Finally! The battery life. It’s… power-hungry. No matter how you look at it, the Asus ROG Ally will last you an hour on blockbuster titles like Spider-Man and maybe an hour and a half on indies. We tried charging the Asus ROG Ally using a 100W power bank while gaming but just like the power brick, this too doesn’t charge if you’re in a game. We suspect it’s because the Asus ROG Ally supports pass-through charging which means if you’re connected to the charger, the Ally will not charge but run on the power source directly. It protects the battery and extends the battery lifecycle. We don’t know how to turn this off though. Maybe an update in the future can give that option. Anyways, the best way to approach this is to play it in bursts and then charge it to go for second servings. On long flights, a fast-charging power bank is absolutely necessary here.
The Asus ROG Ally is the first gaming PC handheld from Asus and it completely hits it out of the park. It’s powerful, lightweight and ergonomic. Although the battery life is the only drawback, it’s to be expected from a device that is trying to put fancy PC games on your palms. Even compared to Steam Deck, the battery life isn’t all that miserable. It’s almost similar in that sense.
The two fans at the back that keep this thing cool work effortlessly and without any sound. You may have to crank them up while playing very demanding games to keep the thermals from crashing the game. It’s a drawback of the form factor and not the console.
If you’re looking to play PC games on the go, the Asus ROG Ally is the best place to do so. It will also arrive in India in batches so keep an eye out for Flipkart and Asus India social media for announcements when fresh stock is available.

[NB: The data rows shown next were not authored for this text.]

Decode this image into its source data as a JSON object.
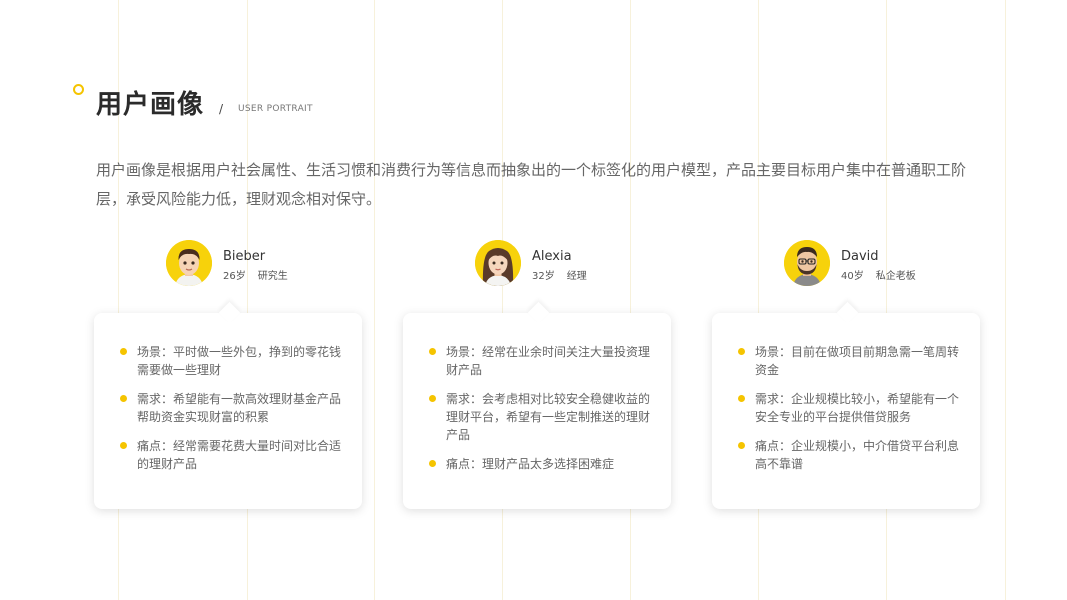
{
  "header": {
    "title": "用户画像",
    "separator": "/",
    "subtitle": "USER PORTRAIT"
  },
  "intro": "用户画像是根据用户社会属性、生活习惯和消费行为等信息而抽象出的一个标签化的用户模型，产品主要目标用户集中在普通职工阶层，承受风险能力低，理财观念相对保守。",
  "colors": {
    "accent": "#f5c400",
    "avatar_bg": "#f7d20b"
  },
  "personas": [
    {
      "name": "Bieber",
      "age": "26岁",
      "job": "研究生",
      "avatar_icon": "male-avatar-icon",
      "items": [
        "场景：平时做一些外包，挣到的零花钱需要做一些理财",
        "需求：希望能有一款高效理财基金产品帮助资金实现财富的积累",
        "痛点：经常需要花费大量时间对比合适的理财产品"
      ]
    },
    {
      "name": "Alexia",
      "age": "32岁",
      "job": "经理",
      "avatar_icon": "female-avatar-icon",
      "items": [
        "场景：经常在业余时间关注大量投资理财产品",
        "需求：会考虑相对比较安全稳健收益的理财平台，希望有一些定制推送的理财产品",
        "痛点：理财产品太多选择困难症"
      ]
    },
    {
      "name": "David",
      "age": "40岁",
      "job": "私企老板",
      "avatar_icon": "bearded-male-avatar-icon",
      "items": [
        "场景：目前在做项目前期急需一笔周转资金",
        "需求：企业规模比较小，希望能有一个安全专业的平台提供借贷服务",
        "痛点：企业规模小，中介借贷平台利息高不靠谱"
      ]
    }
  ]
}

Maybe gift us one too.
Putting quality PC games in your hands, the Ally is a great handheld gaming PC
|CPU:||AMD Z1 Extreme 4nm processor Zen 4 with 8 cores & 16 threads 24M cache|
|GPU:||Integrated AMD Radeon RDNA3 Graphics 4GB VRAM capacity|
|Display:||Full HD (1920 x 1080), 120 Hz, 7 ms, 500 nits IPS-panel with 100% sRGB, FreeSync Premium, Gorilla Glass Victus and Gorilla Glass DXC, 10-point Touchscreen Gyro support|
|Memory:||16GB (LPDDR5 6400Mhz) dual channel LPDDR5 8GBx2 on board|
|Storage:||512GB M.2 2230 NVMe Gen4x4 SSD, UHS-II SD card slot|
|I/O:||1x ROG XG Mobile interface (8PCI express lanes) and USB Type-C combo port (with USB 3.2 Gen2x2, 20Gbps, DP 1.4 support) 1x 3.5mm Audio jack, 1x Micro SD slot (UHS-II, Micro SD 4.0)|
|Audio:||2 x 1W speakers with smart amp technology Dolby Atmos, Hi-Res Audio, AI Noise Cancellation|
|Wi-Fi / Bluetooth:||WiFi 6E (802.11ax) / Bluetooth v5.2|
|Adapter:||65W PD adapter, supports pass through charging Output: 20V DC, 3.25A, 65W|